Source information.
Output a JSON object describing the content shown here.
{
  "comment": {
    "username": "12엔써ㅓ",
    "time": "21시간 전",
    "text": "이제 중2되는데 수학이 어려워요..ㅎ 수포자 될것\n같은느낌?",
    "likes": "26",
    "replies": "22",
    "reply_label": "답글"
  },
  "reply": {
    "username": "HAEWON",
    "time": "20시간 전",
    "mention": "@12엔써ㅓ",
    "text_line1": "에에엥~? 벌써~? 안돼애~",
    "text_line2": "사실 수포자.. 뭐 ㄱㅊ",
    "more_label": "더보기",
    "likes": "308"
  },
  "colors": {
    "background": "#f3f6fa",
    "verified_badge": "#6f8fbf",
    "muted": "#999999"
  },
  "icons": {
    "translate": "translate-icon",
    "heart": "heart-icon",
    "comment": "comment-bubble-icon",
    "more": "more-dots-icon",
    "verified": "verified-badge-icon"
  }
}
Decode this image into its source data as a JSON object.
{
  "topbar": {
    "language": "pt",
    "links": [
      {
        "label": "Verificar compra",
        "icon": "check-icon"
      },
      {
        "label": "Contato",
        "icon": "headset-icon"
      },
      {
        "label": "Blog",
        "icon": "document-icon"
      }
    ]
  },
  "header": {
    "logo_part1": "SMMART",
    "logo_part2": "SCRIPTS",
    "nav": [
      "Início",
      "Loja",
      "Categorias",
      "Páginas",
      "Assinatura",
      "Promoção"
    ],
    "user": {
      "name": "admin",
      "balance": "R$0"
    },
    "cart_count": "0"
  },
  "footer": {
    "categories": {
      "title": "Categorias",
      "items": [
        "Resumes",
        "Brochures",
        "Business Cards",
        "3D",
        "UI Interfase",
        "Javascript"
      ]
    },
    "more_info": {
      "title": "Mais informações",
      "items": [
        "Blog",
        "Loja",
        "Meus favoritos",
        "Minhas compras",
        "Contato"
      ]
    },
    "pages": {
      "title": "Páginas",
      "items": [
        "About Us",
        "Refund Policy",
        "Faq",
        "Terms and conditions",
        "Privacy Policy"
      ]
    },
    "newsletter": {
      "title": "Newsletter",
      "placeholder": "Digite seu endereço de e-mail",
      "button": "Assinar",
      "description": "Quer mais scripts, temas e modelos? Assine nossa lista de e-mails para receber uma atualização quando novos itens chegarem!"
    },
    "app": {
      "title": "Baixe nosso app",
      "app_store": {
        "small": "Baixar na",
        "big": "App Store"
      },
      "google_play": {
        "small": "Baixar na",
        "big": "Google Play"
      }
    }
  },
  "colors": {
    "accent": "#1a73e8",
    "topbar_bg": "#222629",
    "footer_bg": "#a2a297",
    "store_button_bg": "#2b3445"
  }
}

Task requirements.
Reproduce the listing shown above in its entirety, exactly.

Task response.
Output a JSON object describing the content shown here.
{
  "comment": {
    "username": "12엔써ㅓ",
    "time": "21시간 전",
    "text": "이제 중2되는데 수학이 어려워요..ㅎ 수포자 될것\n같은느낌?",
    "likes": "26",
    "replies": "22",
    "reply_label": "답글"
  },
  "reply": {
    "username": "HAEWON",
    "time": "20시간 전",
    "mention": "@12엔써ㅓ",
    "text_line1": "에에엥~? 벌써~? 안돼애~",
    "text_line2": "사실 수포자.. 뭐 ㄱㅊ",
    "more_label": "더보기",
    "likes": "308"
  },
  "colors": {
    "background": "#f3f6fa",
    "verified_badge": "#6f8fbf",
    "muted": "#999999"
  },
  "icons": {
    "translate": "translate-icon",
    "heart": "heart-icon",
    "comment": "comment-bubble-icon",
    "more": "more-dots-icon",
    "verified": "verified-badge-icon"
  }
}
Decode this image into its source data as a JSON object.
{
  "topbar": {
    "language": "pt",
    "links": [
      {
        "label": "Verificar compra",
        "icon": "check-icon"
      },
      {
        "label": "Contato",
        "icon": "headset-icon"
      },
      {
        "label": "Blog",
        "icon": "document-icon"
      }
    ]
  },
  "header": {
    "logo_part1": "SMMART",
    "logo_part2": "SCRIPTS",
    "nav": [
      "Início",
      "Loja",
      "Categorias",
      "Páginas",
      "Assinatura",
      "Promoção"
    ],
    "user": {
      "name": "admin",
      "balance": "R$0"
    },
    "cart_count": "0"
  },
  "footer": {
    "categories": {
      "title": "Categorias",
      "items": [
        "Resumes",
        "Brochures",
        "Business Cards",
        "3D",
        "UI Interfase",
        "Javascript"
      ]
    },
    "more_info": {
      "title": "Mais informações",
      "items": [
        "Blog",
        "Loja",
        "Meus favoritos",
        "Minhas compras",
        "Contato"
      ]
    },
    "pages": {
      "title": "Páginas",
      "items": [
        "About Us",
        "Refund Policy",
        "Faq",
        "Terms and conditions",
        "Privacy Policy"
      ]
    },
    "newsletter": {
      "title": "Newsletter",
      "placeholder": "Digite seu endereço de e-mail",
      "button": "Assinar",
      "description": "Quer mais scripts, temas e modelos? Assine nossa lista de e-mails para receber uma atualização quando novos itens chegarem!"
    },
    "app": {
      "title": "Baixe nosso app",
      "app_store": {
        "small": "Baixar na",
        "big": "App Store"
      },
      "google_play": {
        "small": "Baixar na",
        "big": "Google Play"
      }
    }
  },
  "colors": {
    "accent": "#1a73e8",
    "topbar_bg": "#222629",
    "footer_bg": "#a2a297",
    "store_button_bg": "#2b3445"
  }
}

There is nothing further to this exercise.